As State Revenues Grow, Gov. Herbert Proposes $160M Tax Cut
Lawmakers will have an extra $682 million to spend next year, and legislative leaders say that’s a good reason to double a tax cut they’ve proposed as part of a sweeping tax reform bill.
The announcement Friday evening accompanied a new version of the bill, which bumps the proposed tax cut to $160 million. The latest draft would trim the income tax from 4.95% to 4.66% while imposing new sales taxes on food, services and gasoline.
Lawmakers have also proposed raising the annual dependent exemption from $565 to $2,500, and the newest version allows joint filers without children to claim one exemption.

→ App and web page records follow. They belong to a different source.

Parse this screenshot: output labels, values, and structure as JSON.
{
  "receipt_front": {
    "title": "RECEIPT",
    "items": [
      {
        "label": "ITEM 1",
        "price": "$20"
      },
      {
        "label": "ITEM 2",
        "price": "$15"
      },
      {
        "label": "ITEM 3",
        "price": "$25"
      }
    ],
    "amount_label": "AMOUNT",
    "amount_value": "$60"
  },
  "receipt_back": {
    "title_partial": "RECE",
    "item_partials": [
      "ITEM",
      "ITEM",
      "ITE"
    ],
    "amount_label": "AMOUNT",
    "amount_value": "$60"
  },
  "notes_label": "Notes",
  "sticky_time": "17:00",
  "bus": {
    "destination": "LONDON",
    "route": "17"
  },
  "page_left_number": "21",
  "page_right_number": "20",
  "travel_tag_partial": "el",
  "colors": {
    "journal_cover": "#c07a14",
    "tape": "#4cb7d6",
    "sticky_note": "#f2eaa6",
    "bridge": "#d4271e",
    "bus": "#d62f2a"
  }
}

Gov. Gary Herbert requested the increased tax cut after seeing that the state would collect an additional $482 million in ongoing revenues and $200 million in one-time money.

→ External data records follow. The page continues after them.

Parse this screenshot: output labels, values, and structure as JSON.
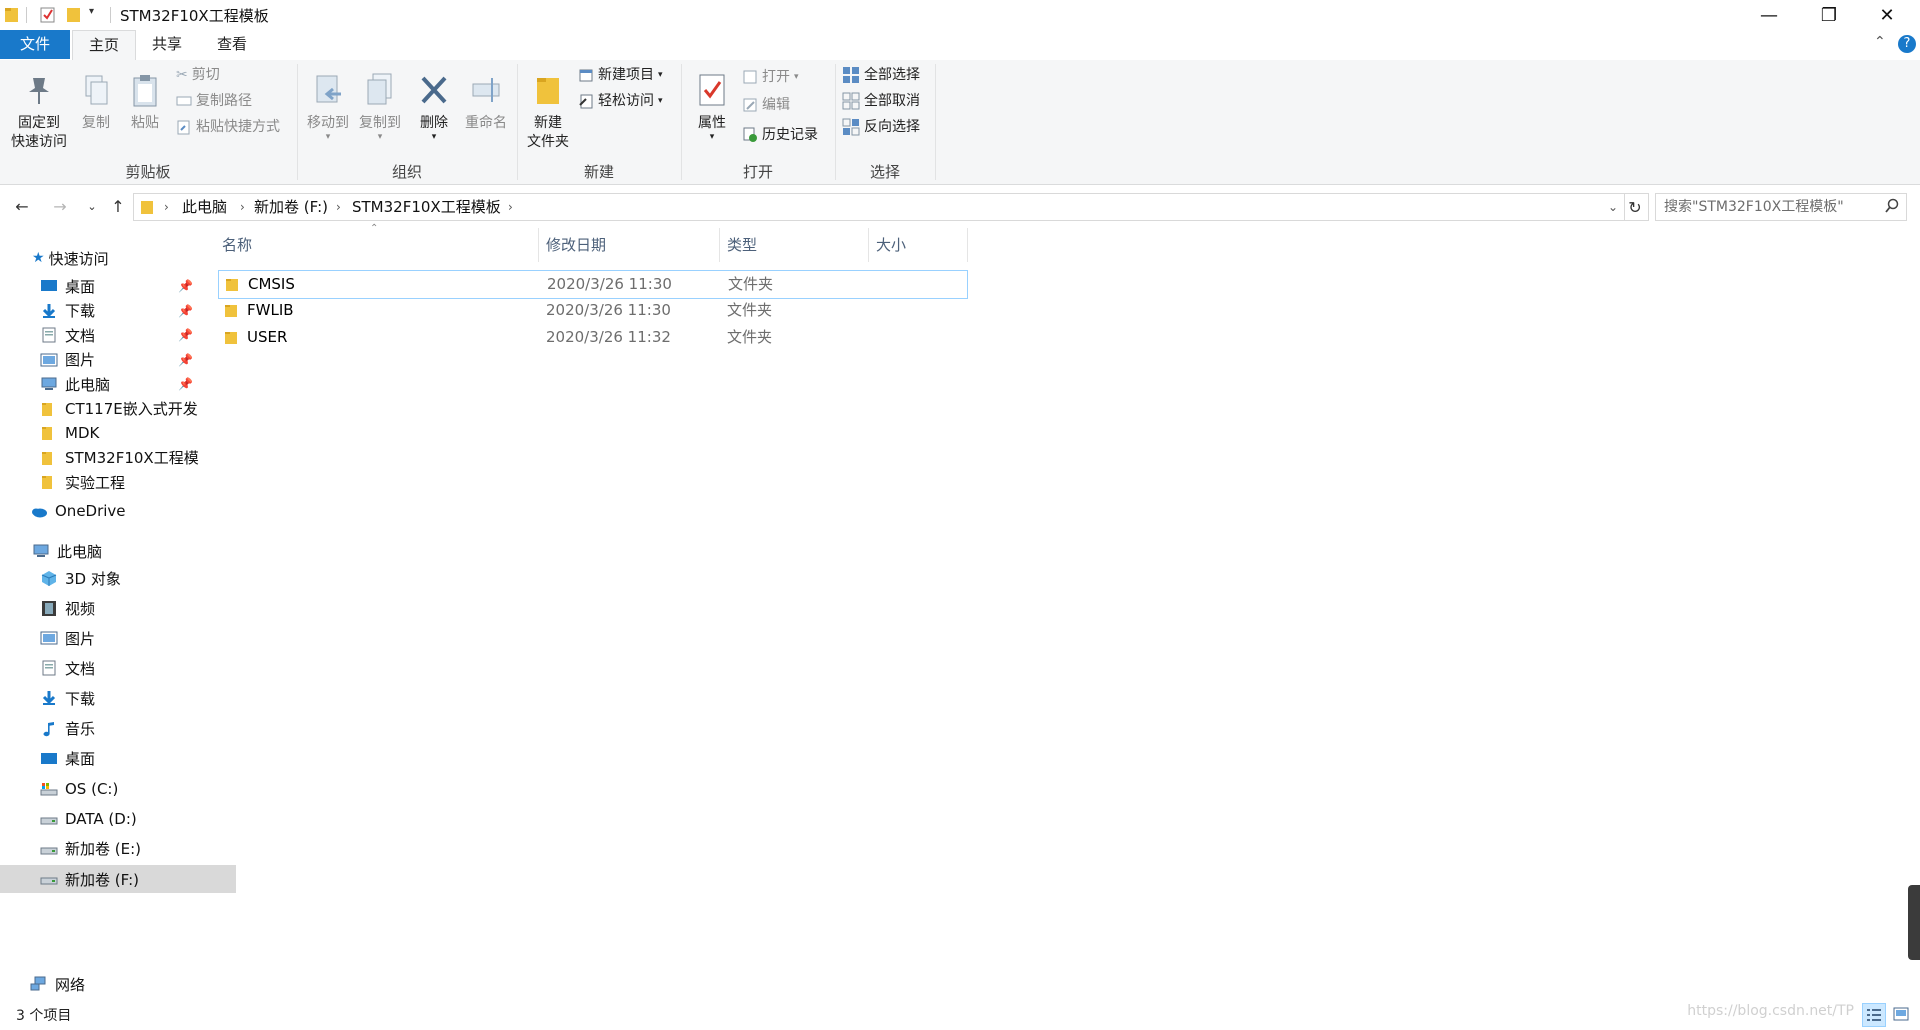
{
  "window": {
    "title": "STM32F10X工程模板",
    "controls": {
      "minimize": "—",
      "restore": "❐",
      "close": "✕"
    },
    "help": "?"
  },
  "tabs": [
    {
      "label": "文件",
      "state": "file"
    },
    {
      "label": "主页",
      "state": "active"
    },
    {
      "label": "共享",
      "state": ""
    },
    {
      "label": "查看",
      "state": ""
    }
  ],
  "ribbon": {
    "clipboard": {
      "group": "剪贴板",
      "pin": "固定到\n快速访问",
      "pin_l1": "固定到",
      "pin_l2": "快速访问",
      "copy": "复制",
      "paste": "粘贴",
      "cut": "剪切",
      "copy_path": "复制路径",
      "paste_shortcut": "粘贴快捷方式"
    },
    "organize": {
      "group": "组织",
      "move_to": "移动到",
      "copy_to": "复制到",
      "delete": "删除",
      "rename": "重命名"
    },
    "new": {
      "group": "新建",
      "new_folder_l1": "新建",
      "new_folder_l2": "文件夹",
      "new_item": "新建项目",
      "easy_access": "轻松访问"
    },
    "open": {
      "group": "打开",
      "properties": "属性",
      "open": "打开",
      "edit": "编辑",
      "history": "历史记录"
    },
    "select": {
      "group": "选择",
      "select_all": "全部选择",
      "select_none": "全部取消",
      "invert": "反向选择"
    }
  },
  "address": {
    "crumbs": [
      "此电脑",
      "新加卷 (F:)",
      "STM32F10X工程模板"
    ],
    "search_placeholder": "搜索\"STM32F10X工程模板\""
  },
  "nav": {
    "quick_access": "快速访问",
    "quick_items": [
      {
        "label": "桌面",
        "icon": "desktop-icon",
        "pinned": true
      },
      {
        "label": "下载",
        "icon": "download-icon",
        "pinned": true
      },
      {
        "label": "文档",
        "icon": "document-icon",
        "pinned": true
      },
      {
        "label": "图片",
        "icon": "picture-icon",
        "pinned": true
      },
      {
        "label": "此电脑",
        "icon": "computer-icon",
        "pinned": true
      },
      {
        "label": "CT117E嵌入式开发",
        "icon": "folder-icon",
        "pinned": false
      },
      {
        "label": "MDK",
        "icon": "folder-icon",
        "pinned": false
      },
      {
        "label": "STM32F10X工程模",
        "icon": "folder-icon",
        "pinned": false
      },
      {
        "label": "实验工程",
        "icon": "folder-icon",
        "pinned": false
      }
    ],
    "onedrive": "OneDrive",
    "this_pc": "此电脑",
    "pc_items": [
      {
        "label": "3D 对象",
        "icon": "3d-objects-icon"
      },
      {
        "label": "视频",
        "icon": "video-icon"
      },
      {
        "label": "图片",
        "icon": "picture-icon"
      },
      {
        "label": "文档",
        "icon": "document-icon"
      },
      {
        "label": "下载",
        "icon": "download-icon"
      },
      {
        "label": "音乐",
        "icon": "music-icon"
      },
      {
        "label": "桌面",
        "icon": "desktop-icon"
      },
      {
        "label": "OS (C:)",
        "icon": "system-drive-icon"
      },
      {
        "label": "DATA (D:)",
        "icon": "drive-icon"
      },
      {
        "label": "新加卷 (E:)",
        "icon": "drive-icon"
      },
      {
        "label": "新加卷 (F:)",
        "icon": "drive-icon",
        "selected": true
      }
    ],
    "network": "网络"
  },
  "columns": {
    "name": "名称",
    "modified": "修改日期",
    "type": "类型",
    "size": "大小"
  },
  "files": [
    {
      "name": "CMSIS",
      "modified": "2020/3/26 11:30",
      "type": "文件夹",
      "size": ""
    },
    {
      "name": "FWLIB",
      "modified": "2020/3/26 11:30",
      "type": "文件夹",
      "size": ""
    },
    {
      "name": "USER",
      "modified": "2020/3/26 11:32",
      "type": "文件夹",
      "size": ""
    }
  ],
  "status": {
    "count": "3 个项目"
  },
  "watermark": "https://blog.csdn.net/TP",
  "colors": {
    "accent": "#1979ca",
    "folder": "#f0c23c",
    "selection": "#cce8ff"
  }
}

“This year’s revenue estimates show that our economy continues to thrive,” Herbert said. “This success is due to hard-working Utahns. Therefore, I am asking President Adams, Speaker Wilson, and the Utah Legislature to double the planned tax cut from the proposed $80 million to $160 million as part of the tax modernization effort.”
While Republican leaders say the numbers highlight a strong, vibrant economy, they also illustrate a “structural” problem with the state budget: New income tax revenue was more than 10 times higher than that of the sales tax, which has slowed in recent years as Utah shifts to a more service-based economy.

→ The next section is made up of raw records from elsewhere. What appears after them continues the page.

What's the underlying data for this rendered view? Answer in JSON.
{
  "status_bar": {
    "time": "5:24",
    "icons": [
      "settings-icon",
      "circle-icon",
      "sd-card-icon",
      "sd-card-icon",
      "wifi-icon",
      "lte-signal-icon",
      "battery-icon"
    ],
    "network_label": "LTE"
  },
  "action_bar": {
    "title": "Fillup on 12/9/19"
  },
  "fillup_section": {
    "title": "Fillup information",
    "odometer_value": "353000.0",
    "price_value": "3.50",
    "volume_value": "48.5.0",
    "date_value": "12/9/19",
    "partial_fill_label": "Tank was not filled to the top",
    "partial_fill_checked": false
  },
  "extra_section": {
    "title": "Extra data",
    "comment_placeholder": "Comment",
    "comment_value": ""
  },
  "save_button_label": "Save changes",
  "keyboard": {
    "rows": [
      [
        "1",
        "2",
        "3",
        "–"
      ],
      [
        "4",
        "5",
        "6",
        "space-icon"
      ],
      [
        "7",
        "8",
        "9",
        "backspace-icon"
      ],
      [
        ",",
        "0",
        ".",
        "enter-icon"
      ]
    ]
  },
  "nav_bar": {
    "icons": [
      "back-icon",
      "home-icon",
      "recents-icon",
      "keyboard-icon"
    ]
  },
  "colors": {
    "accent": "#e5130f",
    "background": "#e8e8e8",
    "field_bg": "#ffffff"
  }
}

“We are committed to ensuring our best days are ahead of us,” said House Speaker Brad Wilson. “Utah families deserve a dividend on the extraordinary success our state has enjoyed over the past several years, which will come in the form of a significant tax cut.”
Lawmakers have spent the better part of 2019 looking at ways to reform the state tax code in order to strengthen the sales tax, which pays for roads and all state government services outside of education.
Legislative leaders have been lobbying for a special session on Dec. 12 in order to implement the tax cut by 2020.